DURHAM — Time and time again, No. 3 New Hampshire peppered Merrimack goaltender Sam Marotta with shot after shot, but the junior turned aside 51 of the 52 he faced as the Warriors beat the Wildcats, 4-1, at the Whittemore Center last night.
The win moved Merrimack (12-10-5, 10-6-2 in Hockey East) into third place in Hockey East. The Warriors are idle until a date with fourth-place Boston University on Friday at BU’s Agganis Arena.
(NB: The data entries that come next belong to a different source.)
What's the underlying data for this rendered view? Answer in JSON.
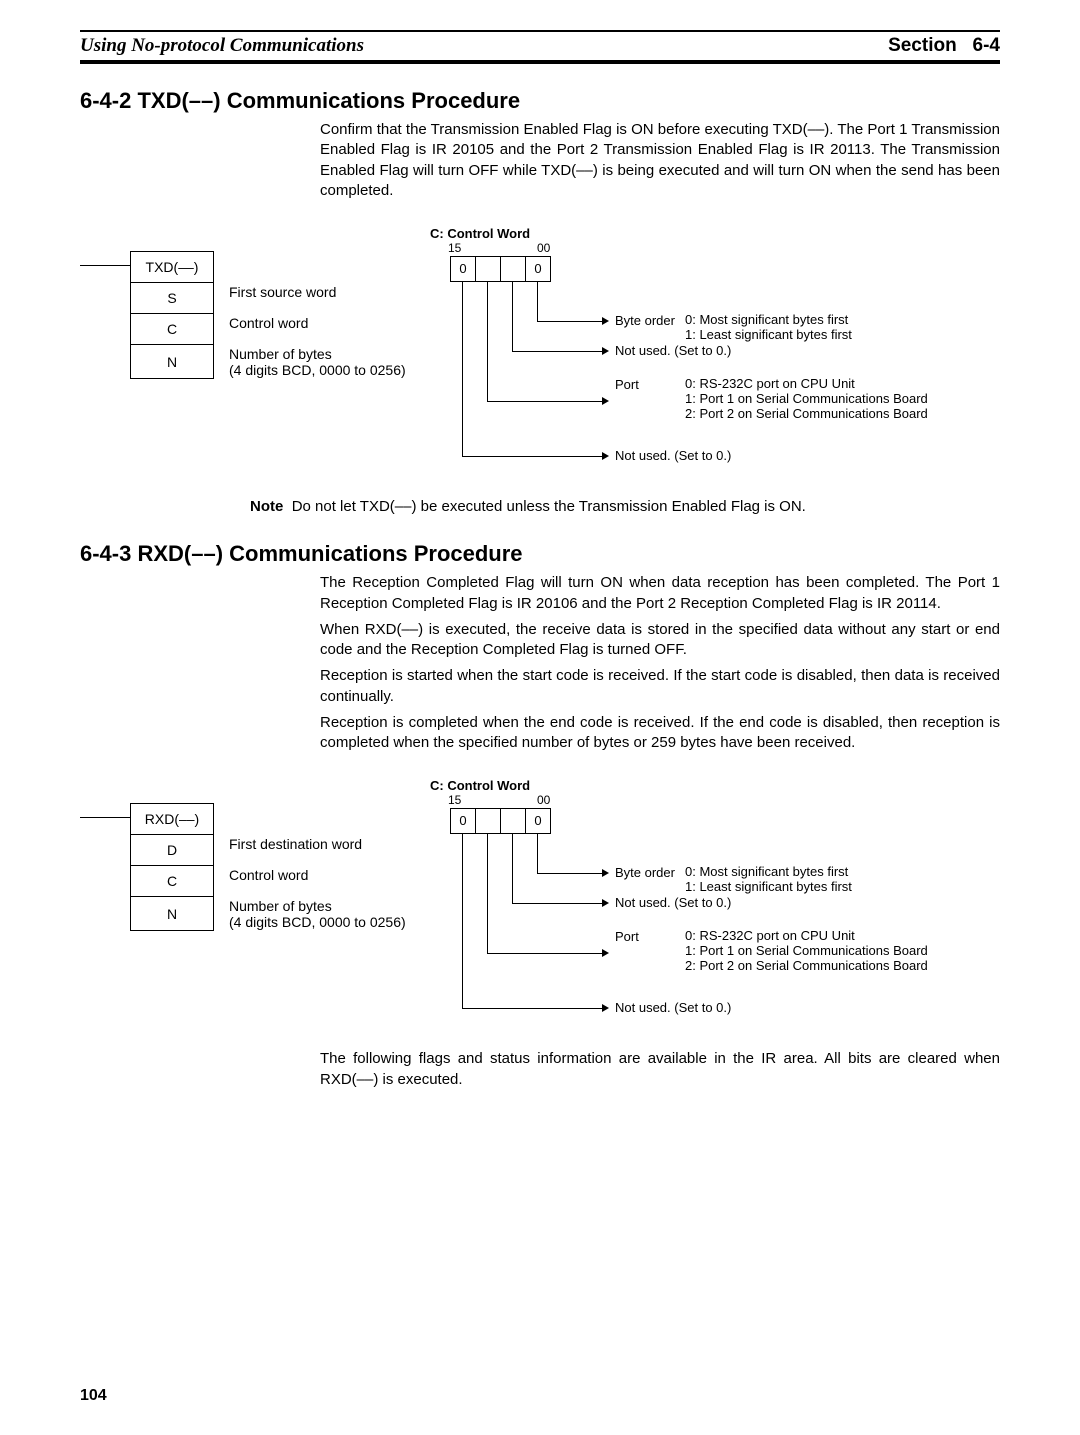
{
  "header": {
    "left": "Using No-protocol Communications",
    "section_label": "Section",
    "section_num": "6-4"
  },
  "s642": {
    "heading": "6-4-2  TXD(––) Communications Procedure",
    "p1": "Confirm that the Transmission Enabled Flag is ON before executing TXD(––). The Port 1 Transmission Enabled Flag is IR 20105 and the Port 2 Transmission Enabled Flag is IR 20113. The Transmission Enabled Flag will turn OFF while TXD(––) is being executed and will turn ON when the send has been completed.",
    "note_label": "Note",
    "note_text": "Do not let TXD(––) be executed unless the Transmission Enabled Flag is ON."
  },
  "diag_txd": {
    "c_title": "C: Control Word",
    "rows": {
      "op": "TXD(––)",
      "s": "S",
      "s_d": "First source word",
      "c": "C",
      "c_d": "Control word",
      "n": "N",
      "n_d": "Number of bytes",
      "n_d2": "(4 digits BCD, 0000 to 0256)"
    },
    "bit_hi": "15",
    "bit_lo": "00",
    "cell1": "0",
    "cell4": "0",
    "byte_order_label": "Byte order",
    "byte_order_desc": "0: Most significant bytes first\n1: Least significant bytes first",
    "not_used": "Not used. (Set to 0.)",
    "port_label": "Port",
    "port_desc": "0: RS-232C port on CPU Unit\n1: Port 1 on Serial Communications Board\n2: Port 2 on Serial Communications Board"
  },
  "s643": {
    "heading": "6-4-3  RXD(––) Communications Procedure",
    "p1": "The Reception Completed Flag will turn ON when data reception has been completed. The Port 1 Reception Completed Flag is IR 20106 and the Port 2 Reception Completed Flag is IR 20114.",
    "p2": "When RXD(––) is executed, the receive data is stored in the specified data without any start or end code and the Reception Completed Flag is turned OFF.",
    "p3": "Reception is started when the start code is received. If the start code is disabled, then data is received continually.",
    "p4": "Reception is completed when the end code is received. If the end code is disabled, then reception is completed when the specified number of bytes or 259 bytes have been received.",
    "tail": "The following flags and status information are available in the IR area. All bits are cleared when RXD(––) is executed."
  },
  "diag_rxd": {
    "c_title": "C: Control Word",
    "rows": {
      "op": "RXD(––)",
      "d": "D",
      "d_d": "First destination word",
      "c": "C",
      "c_d": "Control word",
      "n": "N",
      "n_d": "Number of bytes",
      "n_d2": "(4 digits BCD, 0000 to 0256)"
    },
    "bit_hi": "15",
    "bit_lo": "00",
    "cell1": "0",
    "cell4": "0",
    "byte_order_label": "Byte order",
    "byte_order_desc": "0: Most significant bytes first\n1: Least significant bytes first",
    "not_used": "Not used. (Set to 0.)",
    "port_label": "Port",
    "port_desc": "0: RS-232C port on CPU Unit\n1: Port 1 on Serial Communications Board\n2: Port 2 on Serial Communications Board"
  },
  "page_number": "104"
}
“Marotta played a very good game,” said a frustrated UNH head coach Dick Umile. “He put himself in position to make the saves on shots I don’t even think he saw. We had plenty of opportunities to score and we didn’t score.”
The Warriors were outshot 52-24, including 40-16 over the final two periods.
Marotta, who waited patiently behind All-American goaltender Joe Cannata the last two seasons, is now second in the conference with a 2.09 goals-against average and first in Hockey East with a .929 save percentage.
“The way it’s going they’ll have to change the name of the game from hockey to goalie,” Merrimack head coach Mark Dennehy said. “Obviously Sam played well. We bent, but we didn’t break.”
The Warriors have just one loss in their last seven games (6-1-1), a streak that has propelled them back into national conversation. Entering the night, Merrimack was 26th in the Pairwise rankings, the system the NCAA uses to determine teams and seeds for the NCAA tournament.
After last night’s victory, the Warriors jumped to 23rd. Typically, the top 15 teams make the tournament, with the 16th spot going to the Atlantic Hockey tournament winner. But Niagara, which leads Atlantic Hockey, is also ninth in the Pairwise, meaning if they win their conference tournament and stay in the top-16, there could in essence be an extra at-large team that gets an invite.
Before last weekend, the Warriors were not present in the Pairwise.
The Warriors’ power play went 1 for 3, but converted on its first chance after the Warriors made an adjustment. According to Dennehy, associate head coach Glenn Stewart noticed an opening during the Warriors’ first man advantage of the night, which resulted in little sustained pressure.
“Coach saw something there and we thought we could make a change to at least help set it up,” Dennehy said, “and with a rink that is this big, there are some seams.”
Mike Collins found one such seam, snapping a pass over to Vinny Scotti at the left circle and the freshman fired it over Casey DeSmith’s (20 saves) shoulder.
“The power play is really hard to coach,” Dennehy said. “It’s really personnel based. We’ve been jumping guys around and (Stewart) has been working his tail off at it.” And at the other end, Marotta answered nearly every chance. UNH’s only goal in the game wasn’t scored without some controversy. On a delayed penalty, the Warriors tipped a puck that resulted in UNH retaining possession, so the officials did not blow the play dead. Seconds later, Scott Pavelski beat Marotta.
On the weekend, Marotta stopped 76 of the 77 shots he faced, including a shutout win at home against Lowell on Friday.
“Whenever a goalie that size is stopping pucks he doesn’t it, which is what Sam was doing tonight, it’s a good sign that he’s in good position.”
Merrimack 4, No. 3/4 UNH 1
at the Whittemore Center
Merrimack (12-10-5, 10-6-2 HE): 1-2-1—4
New Hampshire (16-7-2, 11-6-1 HE): 0-1-0—1
First Period: 1. MC Shawn Bates 4 (Clayton Jardine, Josh Myers), ev, 6:18.
Second Period: 2. MC Shawn Bates 5 (Clayton Jardine, Josh Myers), ev, 8:50; 3. UNH Scott Pavelski 3 (Nick Sorkin, Jeff Silengo), ev, 12:52; 4. MC Vinny Scotti 4 (Mike Collins, Brian Christie), pp, 16:02.
Third Period: 5. MC Mike Collins 14 (unassisted), en, 18:41.
Shots: Merrimack 8-9-7—24; UNH 12-20-20—52
Saves: MC Marotta 52 shots, 51 saves; UNH DeSmith 24 shots, 20 saves
Power Play: Merrimack 1 for 3; UNH o for 3
Penalties: Merrimack 3-6; UNH 3-6.
Next: at Boston University Friday, 7